May Is Better Hearing & Speech Month; Oklahoma-Based Audiologist Offers Simple Steps To Protect Your Hearing for a Lifetime

(Oklahoma City, Oklahoma – May 3, 2017) With more than half of Americans who experience noise-induced hearing loss not working in noisy jobs, the spotlight turns to what Americans are doing in their leisure time. May is Better Hearing & Speech Month—a time to assess lifestyle habits that may be contributing to hearing loss as well as schedule a hearing evaluation for anyone with concerns about their hearing.

About 40 million U.S. adults aged 20–69 years have noise-induced hearing loss, YES, you read that correctly…. age 20!  This is a form of hearing damage that results from exposure to loud noise and could be cumulative harm that developed from exposure over time, or it could occur from a one-time severe episode. Although some causes are preventable, once it occurs, it is irreversible. Far from simply being an annoyance, hearing loss can affect almost all aspects of life, including physical health, mental health, employment status and success, social functioning and satisfaction, and much more. Hearing loss can be treated through various technologies and techniques under the care of a certified audiologist, but hearing is never fully restored.

In addition to the dangers posed by listening to ear buds or headphones at too-loud volumes and for too long, noisy settings are commonplace in today’s society, including the Oklahoma City metro area. Many restaurants are specifically designed to elevate noise levels to make establishments feel more energetic. Similarly, some sports stadiums have been built with sound elevation in mind, thought to improve the fan’s experience and serve as a home-team advantage. Coffee shops, fitness classes and other businesses make modern society a collectively loud place.

“Although many people report concern about noisy environments, not nearly enough of us take protective steps,” said Oklahoma-based audiologist, Dr. Rachel Lamb.  She offers some simple ways that the people of the Oklahoma City metro area can take charge of their hearing health—this month and always:

  • Wear hearing protection. Earplugs and earmuffs are cheap, portable, and (with a good fit) offer excellent hearing protection. Take them along when you know you’ll be in a noisy setting. Better yet, keep them on you at all times! Oklahoma Hearing Center offers a service to create custom fitting ear plugs, if you would be interested.
  • Reduce exposure. Take steps to reduce your exposure to noisy settings. Visit noisy establishments during off times, consider quieter settings and talk to managers if you find the noise level uncomfortable.
  • See a certified audiologist for a hearing evaluation.

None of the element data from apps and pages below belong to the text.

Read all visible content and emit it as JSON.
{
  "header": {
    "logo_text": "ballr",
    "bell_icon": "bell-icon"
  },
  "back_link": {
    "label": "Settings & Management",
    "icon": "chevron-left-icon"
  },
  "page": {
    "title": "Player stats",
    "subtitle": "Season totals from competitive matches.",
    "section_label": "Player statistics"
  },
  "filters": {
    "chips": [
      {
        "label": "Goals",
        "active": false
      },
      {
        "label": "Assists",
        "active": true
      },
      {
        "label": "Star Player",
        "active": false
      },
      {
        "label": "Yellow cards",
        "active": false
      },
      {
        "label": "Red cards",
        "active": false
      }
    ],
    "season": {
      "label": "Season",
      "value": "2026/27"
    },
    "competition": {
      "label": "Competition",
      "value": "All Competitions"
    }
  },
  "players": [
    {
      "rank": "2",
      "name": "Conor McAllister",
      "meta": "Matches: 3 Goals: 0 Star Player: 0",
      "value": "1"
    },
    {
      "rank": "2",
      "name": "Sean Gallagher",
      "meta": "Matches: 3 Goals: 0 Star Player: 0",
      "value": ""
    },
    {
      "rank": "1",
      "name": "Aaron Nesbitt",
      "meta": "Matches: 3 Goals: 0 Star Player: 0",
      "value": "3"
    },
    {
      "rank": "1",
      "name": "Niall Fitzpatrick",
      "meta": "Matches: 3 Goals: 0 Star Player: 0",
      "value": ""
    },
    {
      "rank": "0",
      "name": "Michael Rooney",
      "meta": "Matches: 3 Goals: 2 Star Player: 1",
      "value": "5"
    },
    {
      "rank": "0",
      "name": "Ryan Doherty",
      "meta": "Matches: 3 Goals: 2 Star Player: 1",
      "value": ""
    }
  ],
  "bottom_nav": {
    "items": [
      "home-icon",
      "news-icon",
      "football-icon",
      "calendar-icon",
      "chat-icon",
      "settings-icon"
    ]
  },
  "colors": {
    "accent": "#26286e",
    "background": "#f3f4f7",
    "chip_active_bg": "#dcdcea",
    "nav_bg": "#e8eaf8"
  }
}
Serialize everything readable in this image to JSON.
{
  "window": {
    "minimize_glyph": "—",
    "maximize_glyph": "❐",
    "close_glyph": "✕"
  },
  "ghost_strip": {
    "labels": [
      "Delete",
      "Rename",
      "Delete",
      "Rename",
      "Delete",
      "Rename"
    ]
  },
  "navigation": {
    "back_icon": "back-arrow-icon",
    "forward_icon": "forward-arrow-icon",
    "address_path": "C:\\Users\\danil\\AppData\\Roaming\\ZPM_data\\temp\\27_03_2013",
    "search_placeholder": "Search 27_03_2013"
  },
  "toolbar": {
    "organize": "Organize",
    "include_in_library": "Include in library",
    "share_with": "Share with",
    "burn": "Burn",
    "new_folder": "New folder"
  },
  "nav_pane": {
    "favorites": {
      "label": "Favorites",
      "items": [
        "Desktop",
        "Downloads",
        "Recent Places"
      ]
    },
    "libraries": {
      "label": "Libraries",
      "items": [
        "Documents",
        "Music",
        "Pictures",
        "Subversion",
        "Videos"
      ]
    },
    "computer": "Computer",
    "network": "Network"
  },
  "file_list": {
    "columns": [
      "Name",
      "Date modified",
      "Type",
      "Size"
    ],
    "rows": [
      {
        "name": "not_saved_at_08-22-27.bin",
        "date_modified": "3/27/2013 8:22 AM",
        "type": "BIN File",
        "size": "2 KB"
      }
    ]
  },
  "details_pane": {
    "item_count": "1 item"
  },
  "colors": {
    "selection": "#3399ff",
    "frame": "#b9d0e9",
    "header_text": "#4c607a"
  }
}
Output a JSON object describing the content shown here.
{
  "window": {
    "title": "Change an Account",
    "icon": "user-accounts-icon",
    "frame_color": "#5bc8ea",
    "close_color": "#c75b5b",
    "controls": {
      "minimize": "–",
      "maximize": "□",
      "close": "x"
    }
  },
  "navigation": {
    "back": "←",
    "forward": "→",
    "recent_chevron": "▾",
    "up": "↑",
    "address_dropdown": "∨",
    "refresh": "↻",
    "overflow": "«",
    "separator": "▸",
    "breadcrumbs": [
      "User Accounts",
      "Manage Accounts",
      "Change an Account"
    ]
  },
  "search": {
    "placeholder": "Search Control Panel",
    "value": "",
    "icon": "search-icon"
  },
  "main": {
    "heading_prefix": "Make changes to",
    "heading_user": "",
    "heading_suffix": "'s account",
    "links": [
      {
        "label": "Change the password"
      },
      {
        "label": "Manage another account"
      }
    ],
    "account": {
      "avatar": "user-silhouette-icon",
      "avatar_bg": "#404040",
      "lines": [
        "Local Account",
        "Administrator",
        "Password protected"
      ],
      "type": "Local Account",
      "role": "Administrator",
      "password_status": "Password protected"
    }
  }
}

A recent government report stated that 1 in 4 U.S. adults who report excellent to good hearing already have hearing damage. Many adults don’t routinely get their hearing checked and even those who are concerned often delay treatment for years. Postponing treatment can have serious medical and mental health repercussions in addition to reducing a person’s quality of life, so visit with a certified audiologist if you have any concerns.

“This advice about hearing protection goes for just about everyone, from the youngest of children to older adults, from those with excellent hearing who want to maintain it, to those who already have some hearing loss and don’t want to make it worse,” notes Dr. Lamb. “As a society, everyone needs to prioritize hearing protection.”

If you would like to schedule a hearing evaluation, contact Oklahoma Hearing Center at 405.604.4475 or visit  www.okhc.org.